Objectives: Apathy is a debilitating symptom of Huntington’s disease (HD) and manifests before motor diagnosis, making it an excellent therapeutic target in the preclinical phase of Huntington’s disease (prHD). HD is a neurological genetic disorder characterized by cognitive and motor impairment, and psychiatric abnormalities. Apathy is not well characterized within the prHD. In previous literature, damage to the caudate and putamen has been correlated with increased apathy in other neurodegenerative and movement disorders. The objective of this study was to determine whether apathy severity in individuals with prHD is related to striatum volumes and cognitive control. We hypothesized that, within prHD individuals, striatum volumes and cognitive control scores would be related to apathy. Methods: We constructed linear mixed models to analyze striatum volumes and cognitive control, a composite measure that includes tasks assessing with apathy scores from 797 prHD participants. The outcome variable for each model was apathy, and the independent variables for the four separate models were caudate volume, putamen volume, cognitive control score, and motor symptom score. We also included depression as a covariate to ensure that our results were not solely related to mood. Results: Caudate and putamen volumes, as well as measures of cognitive control, were significantly related to apathy scores even after controlling for depression. Conclusions: The behavioral apathy expressed by these individuals was related to regions of the brain commonly associated with isolated apathy, and not a direct result of mood symptoms. (JINS, 2019, 25, 462–469)

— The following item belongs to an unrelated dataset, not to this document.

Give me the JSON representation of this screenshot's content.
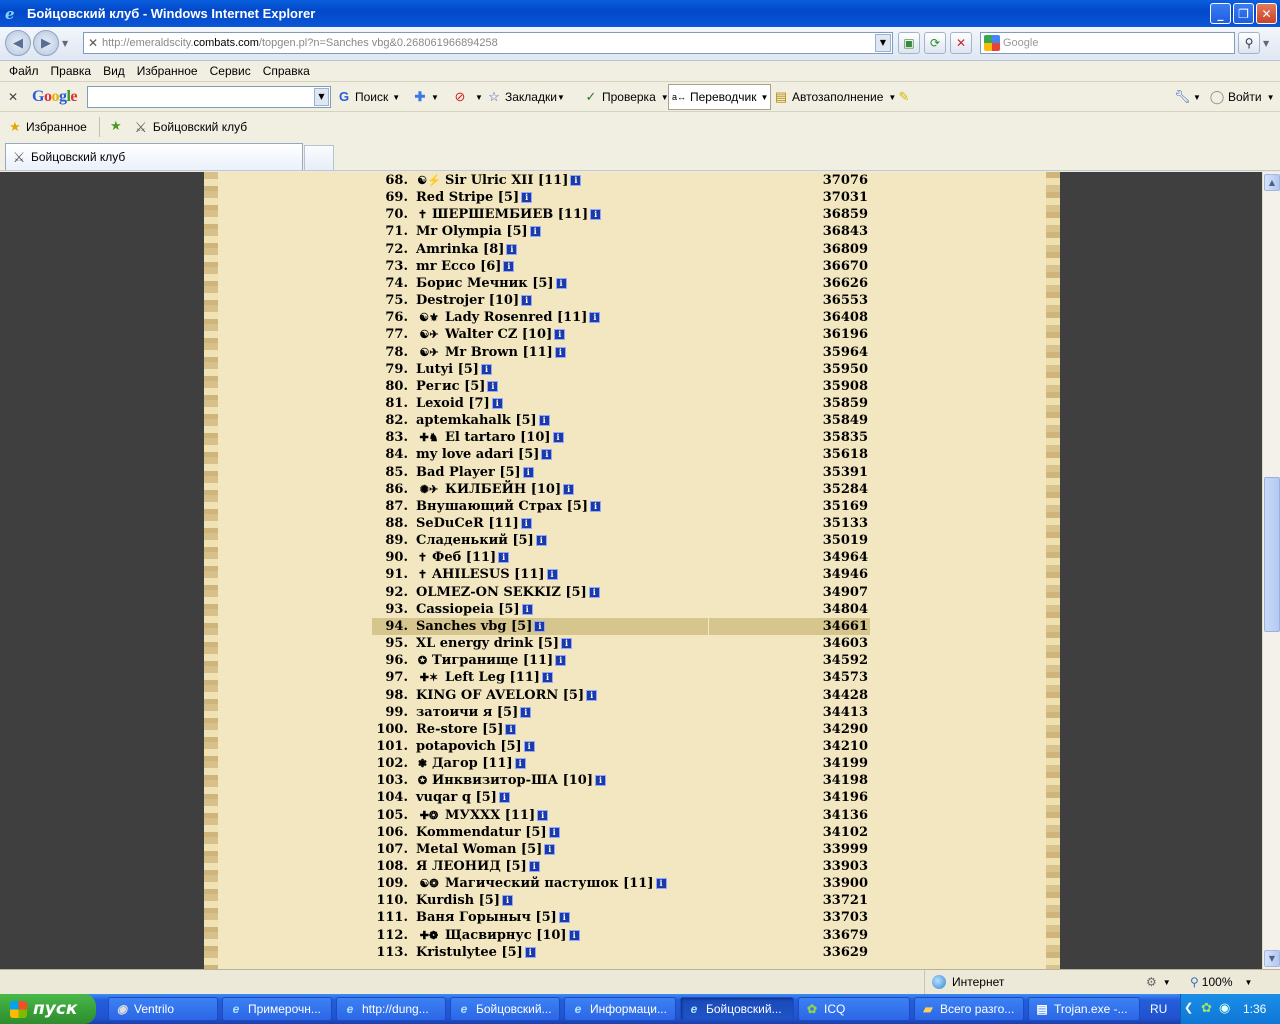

This chapter explores the ubiquity of porn in adolescents' lives. The authors present a synthesis of the research about adolescent sexual development and pornography, with a unique focus on the way that the porn industry's profit model affects the availability of certain kinds of porn over others. They argue that the increasing availability and commodification of pornography, including the use of algorithms in online porn-tube sites to present users with the most violent and objectifying pornography, naturalizes traditional and non-egalitarian attitudes toward women, and may put young users and their partners at risk for violence.